Coming back, it was clear that one had been installed the wrong way round, as the same thing happened in reverse.
It isn't a wide road, & you'd have to be as blind as a bat not to realise you'd put one of them up the wrong way round.

Re: lorry passing too close

9 March 2015 - 12:23pm
Here's mine.
https://www.youtube.com/watch?v=g1-nqFzCmCE

Looks jerky on my machine, not sure why. Quite an old one, I reported it to the guy in charge and he threatened me with libel (apparently I was making the company look bad!) So I told him to do one and made it public.

Bear in mind it's a wide angle lens so things are closer than they look and after the roundabout I was moving over to try to increase space between him and me. (The road also opens up to multiple lanes about 100m further up so he had no excuse).

Re: lorry passing too close

9 March 2015 - 11:57am

How he didn't take the tape off your bars with that pass is beyond me.

Re: Stop!

9 March 2015 - 11:16am
MikeF

a motorist jumping a red light is certainly more dangerous (to others) than a cyclist doing the same thing. But motorists already know they should not be doing it, and a sign would not help. Prosecution might.

The reason for singling out cyclists with this particular sign must be that, in terms of numbers, they are the biggest offenders. Stand beside a busy junction in a city and you will see cyclists treating red lights as Give Way signs. More so than motorists. It is as if some cyclists see themselves as informal road users, or pedestrians on wheels. This sign is clearly aimed at them. It would be nice if some free training could be given to them. The odd bit of advice on a sign is inadequate for someone who may not have looked at the Highway Code.

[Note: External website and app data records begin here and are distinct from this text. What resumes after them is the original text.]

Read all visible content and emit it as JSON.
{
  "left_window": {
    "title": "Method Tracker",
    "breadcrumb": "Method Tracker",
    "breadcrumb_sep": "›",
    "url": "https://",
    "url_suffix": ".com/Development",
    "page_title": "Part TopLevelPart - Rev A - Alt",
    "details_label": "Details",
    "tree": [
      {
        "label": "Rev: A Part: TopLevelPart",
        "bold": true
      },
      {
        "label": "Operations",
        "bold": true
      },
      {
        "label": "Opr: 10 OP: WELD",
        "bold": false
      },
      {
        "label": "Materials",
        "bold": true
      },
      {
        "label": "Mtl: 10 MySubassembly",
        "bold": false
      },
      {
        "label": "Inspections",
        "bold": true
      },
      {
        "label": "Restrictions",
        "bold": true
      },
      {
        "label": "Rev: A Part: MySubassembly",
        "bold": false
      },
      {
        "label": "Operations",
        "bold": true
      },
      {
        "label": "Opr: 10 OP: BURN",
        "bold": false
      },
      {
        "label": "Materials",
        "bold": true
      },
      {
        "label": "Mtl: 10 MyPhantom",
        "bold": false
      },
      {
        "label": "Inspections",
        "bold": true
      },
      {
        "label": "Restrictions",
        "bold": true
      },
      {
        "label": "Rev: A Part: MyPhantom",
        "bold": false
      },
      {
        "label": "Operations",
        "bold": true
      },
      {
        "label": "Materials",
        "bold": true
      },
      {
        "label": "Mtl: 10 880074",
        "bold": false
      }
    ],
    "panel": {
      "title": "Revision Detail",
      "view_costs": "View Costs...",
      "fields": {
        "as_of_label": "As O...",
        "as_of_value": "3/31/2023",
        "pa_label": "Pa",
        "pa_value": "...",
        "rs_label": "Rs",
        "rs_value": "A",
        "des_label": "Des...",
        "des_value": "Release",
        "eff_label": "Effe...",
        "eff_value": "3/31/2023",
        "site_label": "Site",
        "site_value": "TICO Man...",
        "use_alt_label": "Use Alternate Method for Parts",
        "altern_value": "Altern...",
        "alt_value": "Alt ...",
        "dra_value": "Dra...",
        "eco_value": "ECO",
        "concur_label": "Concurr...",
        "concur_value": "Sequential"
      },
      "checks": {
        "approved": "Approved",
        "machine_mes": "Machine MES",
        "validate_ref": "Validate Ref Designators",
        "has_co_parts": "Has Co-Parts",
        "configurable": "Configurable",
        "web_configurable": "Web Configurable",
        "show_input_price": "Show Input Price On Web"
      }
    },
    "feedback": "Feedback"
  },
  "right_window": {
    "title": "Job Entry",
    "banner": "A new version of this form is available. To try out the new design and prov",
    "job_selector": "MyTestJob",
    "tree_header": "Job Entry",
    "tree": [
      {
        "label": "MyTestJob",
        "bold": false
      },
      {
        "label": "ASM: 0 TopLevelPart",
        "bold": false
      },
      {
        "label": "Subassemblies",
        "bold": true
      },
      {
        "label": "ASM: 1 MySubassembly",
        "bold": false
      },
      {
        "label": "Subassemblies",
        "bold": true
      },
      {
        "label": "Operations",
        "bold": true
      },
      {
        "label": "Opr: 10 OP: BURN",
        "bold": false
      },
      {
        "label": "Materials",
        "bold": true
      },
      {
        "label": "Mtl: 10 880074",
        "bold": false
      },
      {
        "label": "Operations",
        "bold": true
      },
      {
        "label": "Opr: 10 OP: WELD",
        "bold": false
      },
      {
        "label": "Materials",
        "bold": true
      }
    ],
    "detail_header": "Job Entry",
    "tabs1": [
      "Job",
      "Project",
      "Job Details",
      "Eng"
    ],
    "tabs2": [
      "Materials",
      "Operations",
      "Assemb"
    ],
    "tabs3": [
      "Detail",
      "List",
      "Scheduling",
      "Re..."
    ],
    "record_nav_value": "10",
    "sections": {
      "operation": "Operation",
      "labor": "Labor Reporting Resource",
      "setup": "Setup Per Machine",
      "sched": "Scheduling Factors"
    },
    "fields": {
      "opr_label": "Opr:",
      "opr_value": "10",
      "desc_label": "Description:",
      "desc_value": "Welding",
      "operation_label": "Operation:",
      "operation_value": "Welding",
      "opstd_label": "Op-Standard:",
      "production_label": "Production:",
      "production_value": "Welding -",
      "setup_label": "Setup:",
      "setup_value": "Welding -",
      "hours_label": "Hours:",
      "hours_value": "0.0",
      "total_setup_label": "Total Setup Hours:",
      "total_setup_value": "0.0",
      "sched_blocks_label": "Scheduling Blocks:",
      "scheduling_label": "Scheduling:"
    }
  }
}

None of this excuses bad road use from other road users, but I do see signs intended to improve their behaviour so I don't mind the occasional sign aimed at the less law abiding cyclists.

Re: Stop!

9 March 2015 - 11:06am
I haven't read the article, but this discussion reminds me of this-

http://www.theguardian.com/lifeandstyle ... of-a-death

Re: Stop!

9 March 2015 - 11:02am
MikeF wrote:I don't like this sign at all. Why is the word cyclists needed?! Why isn't it a sign for all users? Plenty of motor vehicles don't stop at red lights either, but by implication it is portraying cyclists as bad and drivers as good.

Yes that's my feeling on it too.
It's the only time I've felt like grafitting(real word?)a sign and writing in big black lettering across it
''WHAT ABOUT THE CARS'' as I see far more cars RLJing than I ever see cyclists doing it and they are far more dangerous to other road users!

Re: Stop!

9 March 2015 - 10:23am
pwa wrote:It's a simple request for compliance with the rules of the road, and some people (unfortunately) do need telling. I have seen signs telling people to drive carefully, keep their speed down and so on, so with that background I have no problem with this cycling related sign.But it's not just a cycling issue. As I have been nearly "mown down" as a pedestrian on numerous occasions by motorists on failing to stop at red lights I don't understand why they aren't targeted. They are by far the biggest danger. It also reinforces the view that by some motorists that they are good and cyclists are bad.

Archive

  • Patron: Her Majesty The Queen
  • President: Jon Snow
  • Chief Executive: Paul Tuohy
  • Cyclists' Touring Club (CTC): A company limited by guarantee, registered in England no.25185. Registered as a charity in England and Wales No 1147607 and in Scotland No SC042541

Copyright © CTC 2015

Terms and Conditions